23 June 2009

On 16-18 June 2009, ICBL Ambassador Margaret Arach Orech joined the Conference of Religious Leaders on Conventional Weapons: Small Arms and Landmines, in Nairobi, Kenya. She provided examples of specific actions religious leaders can take to facilitate the rehabilitation and inclusion of mine survivors into their communities.

Religious leaders from Burundi, DR Congo, Ethiopia, Kenya, Rwanda, South Sudan, Tanzania and Uganda came together with government officials and civil society organizations at the conference, with the goal of strengthening existing disarmament projects that are being conducted by faith communities, initiating new projects, sharing information and building partnerships.

Faith-based organizations or leaders who are currently implementing projects on landmines and small arms were invited to share their success stories and the challenges that they have encountered in their work, as well as identify urgent areas of further need. Other civil society organizations as well as the International Commitee of the Red Cross also took the floor to advise on strategies.

The conference was organzied by Religions for Peace and took place during the Global Week of Action on Gun Violence, coordinated by the International Action Network on Small Arms (IANSA). Daniel Aghan (Handicap International Kenya) and Mereso Agina (Kenya Coalition to Ban Landmines) gave an overview of the impact of antipersonnel mines in the sub-region, traced the successes and challenges in mine action and assistance to victims ten years after the entry into force of the Mine Ban Treaty, and outlined how religious communities are responding to the small arms and landmine issues internationally and within the sub-region.

ICBL Ambassador Margaret Arach Orech, of the Uganda Landmine Survivors Network, provided examples of specific actions religious leaders can take to facilitate the rehabilitation and inclusion of mine survivors and other persons with disabilities into their communities.

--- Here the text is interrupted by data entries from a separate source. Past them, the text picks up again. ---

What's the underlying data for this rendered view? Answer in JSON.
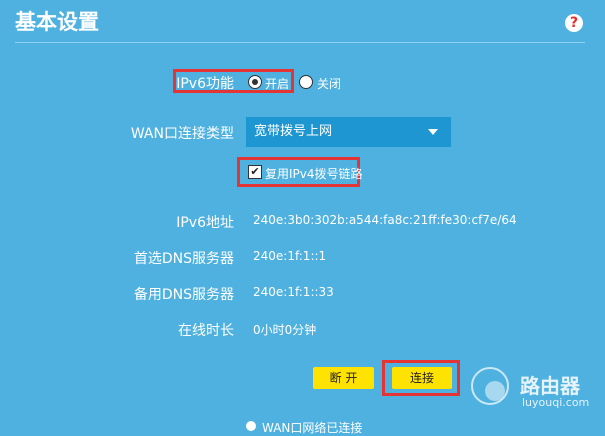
{
  "page": {
    "title": "基本设置",
    "help_icon": "question-icon",
    "help_glyph": "?"
  },
  "ipv6": {
    "label": "IPv6功能",
    "options": [
      "开启",
      "关闭"
    ],
    "selected": "开启"
  },
  "wan": {
    "label": "WAN口连接类型",
    "selected": "宽带拨号上网"
  },
  "reuse": {
    "label": "复用IPv4拨号链路",
    "checked": true,
    "check_glyph": "✔"
  },
  "info": {
    "ipv6_addr": {
      "label": "IPv6地址",
      "value": "240e:3b0:302b:a544:fa8c:21ff:fe30:cf7e/64"
    },
    "dns_primary": {
      "label": "首选DNS服务器",
      "value": "240e:1f:1::1"
    },
    "dns_secondary": {
      "label": "备用DNS服务器",
      "value": "240e:1f:1::33"
    },
    "online_time": {
      "label": "在线时长",
      "value": "0小时0分钟"
    }
  },
  "buttons": {
    "disconnect": "断 开",
    "connect": "连接"
  },
  "status": {
    "text": "WAN口网络已连接"
  },
  "watermark": {
    "cn": "路由器",
    "en": "luyouqi.com"
  },
  "colors": {
    "background": "#4fb1df",
    "select": "#1d96d2",
    "button": "#ffe300",
    "highlight": "#e53434"
  }
}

She facilitated a discussion where action points were identified by all participants. Religious leaders could

  • Make their places of worship accessible to persons with disabilities, which is often not the case
  • Advocate for accessibility with the relevant government ministries
  • Provide counselling services to persons with disabilities
  • Provide educational, health and housing support to very vulnerable persons with disabilities
  • Encourage their government to join the Convention on Cluster Munitions and the Convention on the Rights of Persons with Disabilities

The closing press conference was chaired by by the Grand Mufti of Uganda, Sheikh Shaban Mubaje.